ASSIGNED TASK:
Exactly how many lines below mention "screenshot"? Answer with that number alone.
= = = =
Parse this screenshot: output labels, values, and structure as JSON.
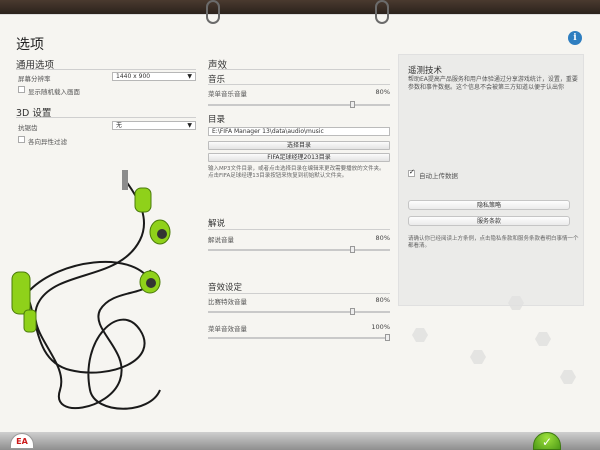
{
  "page": {
    "title": "选项",
    "brand": "EA"
  },
  "general": {
    "heading": "通用选项",
    "resolution_label": "屏幕分辨率",
    "resolution_value": "1440 x 900",
    "show_random_label": "显示随机载入画面"
  },
  "settings3d": {
    "heading": "3D 设置",
    "antialias_label": "抗锯齿",
    "antialias_value": "无",
    "aniso_label": "各向异性过滤"
  },
  "sound": {
    "heading": "声效",
    "music_heading": "音乐",
    "menu_music_label": "菜单音乐音量",
    "menu_music_value": "80%",
    "menu_music_level": 0.8,
    "directory_heading": "目录",
    "directory_path": "E:\\FIFA Manager 13\\data\\audio\\music",
    "choose_dir_button": "选择目录",
    "fifa_dir_button": "FIFA足球经理2013目录",
    "directory_note": "输入MP3文件目录，或者点击选择目录在编辑来更改需要播放的文件夹。点击FIFA足球经理13目录按钮来恢复到初始默认文件夹。"
  },
  "commentary": {
    "heading": "解说",
    "volume_label": "解说音量",
    "volume_value": "80%",
    "volume_level": 0.8
  },
  "sfx": {
    "heading": "音效设定",
    "match_label": "比赛特效音量",
    "match_value": "80%",
    "match_level": 0.8,
    "menu_label": "菜单音效音量",
    "menu_value": "100%",
    "menu_level": 1.0
  },
  "telemetry": {
    "heading": "遥测技术",
    "description": "帮助EA提高产品服务和用户体验通过分享游戏统计，设置，重要参数和事件数据。这个信息不会被第三方知道以便于认出你",
    "auto_upload_label": "自动上传数据",
    "privacy_button": "隐私策略",
    "terms_button": "服务条款",
    "footnote": "请确认你已经阅读上方条例，点击隐私条款和服务条款看明白事情一个都看清。"
  },
  "footer": {
    "ok_icon": "check-icon"
  },
  "colors": {
    "info": "#2e7ec0",
    "ok": "#6cbf1f",
    "earphone": "#8fd11a"
  }
}
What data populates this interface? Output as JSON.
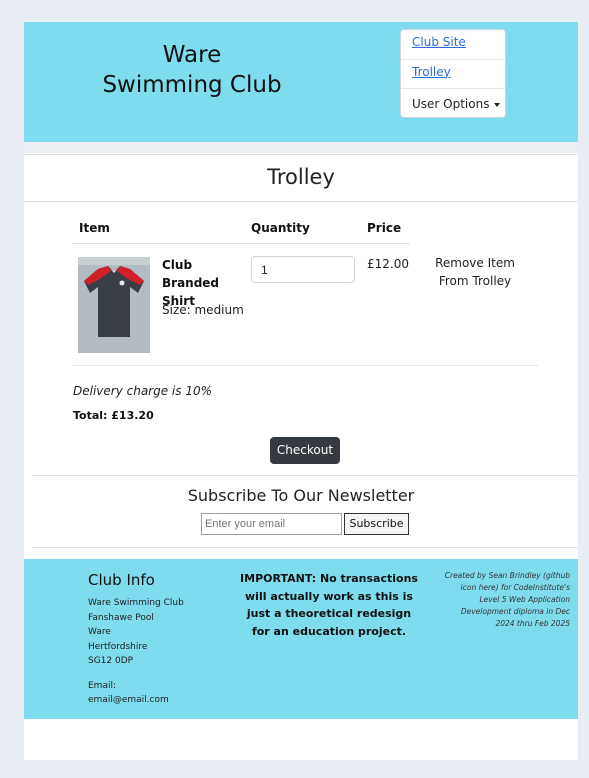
{
  "header": {
    "title_line1": "Ware",
    "title_line2": "Swimming Club"
  },
  "nav": {
    "club_site": "Club Site",
    "trolley": "Trolley",
    "user_options": "User Options"
  },
  "page": {
    "title": "Trolley"
  },
  "table": {
    "headers": [
      "Item",
      "Quantity",
      "Price"
    ],
    "rows": [
      {
        "name": "Club Branded Shirt",
        "size": "Size: medium",
        "quantity": "1",
        "price": "£12.00",
        "remove": "Remove Item From Trolley"
      }
    ]
  },
  "summary": {
    "delivery": "Delivery charge is 10%",
    "total": "Total: £13.20",
    "checkout": "Checkout"
  },
  "newsletter": {
    "title": "Subscribe To Our Newsletter",
    "placeholder": "Enter your email",
    "button": "Subscribe"
  },
  "footer": {
    "club_info_title": "Club Info",
    "address_lines": [
      "Ware Swimming Club",
      "Fanshawe Pool",
      "Ware",
      "Hertfordshire",
      "SG12 0DP"
    ],
    "email_label": "Email:",
    "email": "email@email.com",
    "important": "IMPORTANT: No transactions will actually work as this is just a theoretical redesign for an education project.",
    "credit": "Created by Sean Brindley (github icon here) for CodeInstitute's Level 5 Web Application Development diploma in Dec 2024 thru Feb 2025"
  },
  "colors": {
    "brand_cyan": "#7fdcef",
    "dark_button": "#343a40",
    "link_blue": "#2a6fdb"
  },
  "icons": {
    "user_options": "caret-down-icon"
  }
}
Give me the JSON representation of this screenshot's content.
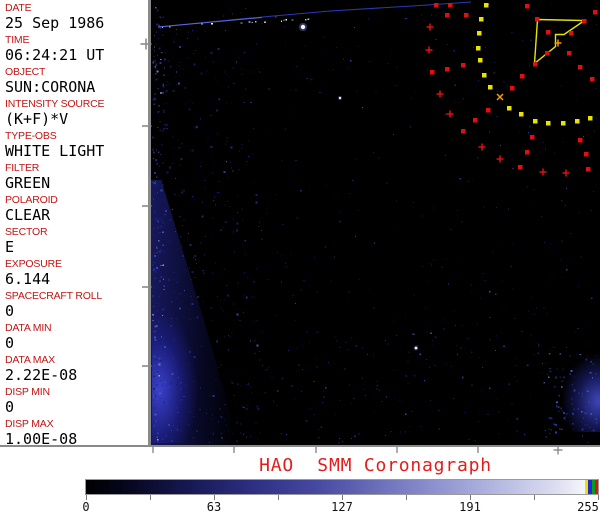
{
  "metadata_panel": {
    "label_color": "#c41414",
    "fields": [
      {
        "label": "DATE",
        "value": "25 Sep 1986"
      },
      {
        "label": "TIME",
        "value": "06:24:21 UT"
      },
      {
        "label": "OBJECT",
        "value": "SUN:CORONA"
      },
      {
        "label": "INTENSITY SOURCE",
        "value": "(K+F)*V"
      },
      {
        "label": "TYPE-OBS",
        "value": "WHITE LIGHT"
      },
      {
        "label": "FILTER",
        "value": "GREEN"
      },
      {
        "label": "POLAROID",
        "value": "CLEAR"
      },
      {
        "label": "SECTOR",
        "value": "E"
      },
      {
        "label": "EXPOSURE",
        "value": "6.144"
      },
      {
        "label": "SPACECRAFT ROLL",
        "value": "0"
      },
      {
        "label": "DATA MIN",
        "value": "0"
      },
      {
        "label": "DATA MAX",
        "value": "2.22E-08"
      },
      {
        "label": "DISP MIN",
        "value": "0"
      },
      {
        "label": "DISP MAX",
        "value": "1.00E-08"
      }
    ]
  },
  "caption": {
    "text": "HAO  SMM Coronagraph",
    "color": "#e41c1c"
  },
  "colorbar": {
    "tick_labels": [
      "0",
      "63",
      "127",
      "191",
      "255"
    ],
    "gradient_stops": [
      [
        0,
        "#000000"
      ],
      [
        8,
        "#06061e"
      ],
      [
        20,
        "#171852"
      ],
      [
        32,
        "#2c2e80"
      ],
      [
        45,
        "#4649a0"
      ],
      [
        58,
        "#6e72bc"
      ],
      [
        70,
        "#9397d1"
      ],
      [
        82,
        "#babde3"
      ],
      [
        92,
        "#dddef2"
      ],
      [
        97,
        "#f4f4fb"
      ],
      [
        100,
        "#fdfdff"
      ]
    ],
    "end_stripes": [
      "#e8e400",
      "#2228d8",
      "#00a018",
      "#d81414"
    ]
  },
  "overlay": {
    "colors": {
      "red": "#e01010",
      "yellow": "#e8e400",
      "orange": "#ff9900",
      "fiducial": "#8a8a8a"
    },
    "red_squares": [
      [
        436,
        5
      ],
      [
        450,
        5
      ],
      [
        447,
        15
      ],
      [
        466,
        15
      ],
      [
        527,
        6
      ],
      [
        595,
        12
      ],
      [
        537,
        19
      ],
      [
        584,
        21
      ],
      [
        548,
        32
      ],
      [
        571,
        33
      ],
      [
        432,
        72
      ],
      [
        547,
        53
      ],
      [
        569,
        53
      ],
      [
        535,
        64
      ],
      [
        447,
        69
      ],
      [
        463,
        65
      ],
      [
        522,
        76
      ],
      [
        580,
        67
      ],
      [
        592,
        79
      ],
      [
        512,
        88
      ],
      [
        488,
        110
      ],
      [
        475,
        120
      ],
      [
        463,
        131
      ],
      [
        532,
        137
      ],
      [
        580,
        140
      ],
      [
        527,
        152
      ],
      [
        520,
        167
      ],
      [
        586,
        154
      ],
      [
        588,
        169
      ]
    ],
    "yellow_squares": [
      [
        486,
        5
      ],
      [
        481,
        19
      ],
      [
        479,
        33
      ],
      [
        478,
        48
      ],
      [
        480,
        60
      ],
      [
        484,
        75
      ],
      [
        490,
        87
      ],
      [
        509,
        108
      ],
      [
        521,
        114
      ],
      [
        535,
        121
      ],
      [
        548,
        123
      ],
      [
        563,
        123
      ],
      [
        577,
        121
      ],
      [
        590,
        118
      ]
    ],
    "red_plus": [
      [
        430,
        27
      ],
      [
        429,
        50
      ],
      [
        440,
        94
      ],
      [
        450,
        114
      ],
      [
        482,
        147
      ],
      [
        500,
        159
      ],
      [
        543,
        172
      ],
      [
        566,
        173
      ]
    ],
    "orange_plus": [
      [
        558,
        43
      ]
    ],
    "orange_x": [
      [
        500,
        97
      ]
    ],
    "polygon": {
      "color": "#e8e400",
      "points": [
        [
          537.5,
          19.5
        ],
        [
          584.5,
          20.5
        ],
        [
          564,
          34.5
        ],
        [
          555.5,
          34.5
        ],
        [
          555.5,
          46.5
        ],
        [
          534.5,
          63.5
        ]
      ]
    }
  },
  "image": {
    "bright_spots": [
      [
        303,
        27,
        2.2
      ],
      [
        340,
        98,
        1.1
      ],
      [
        416,
        348,
        1.3
      ]
    ],
    "fiducials": {
      "left_plus": [
        146,
        44
      ],
      "left_dash_ys": [
        126,
        206,
        287,
        366
      ],
      "bottom_tick_xs": [
        153,
        234,
        316,
        397,
        478
      ],
      "bottom_plus": [
        558,
        450
      ]
    }
  }
}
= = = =
THE COMPLETED TASK:
2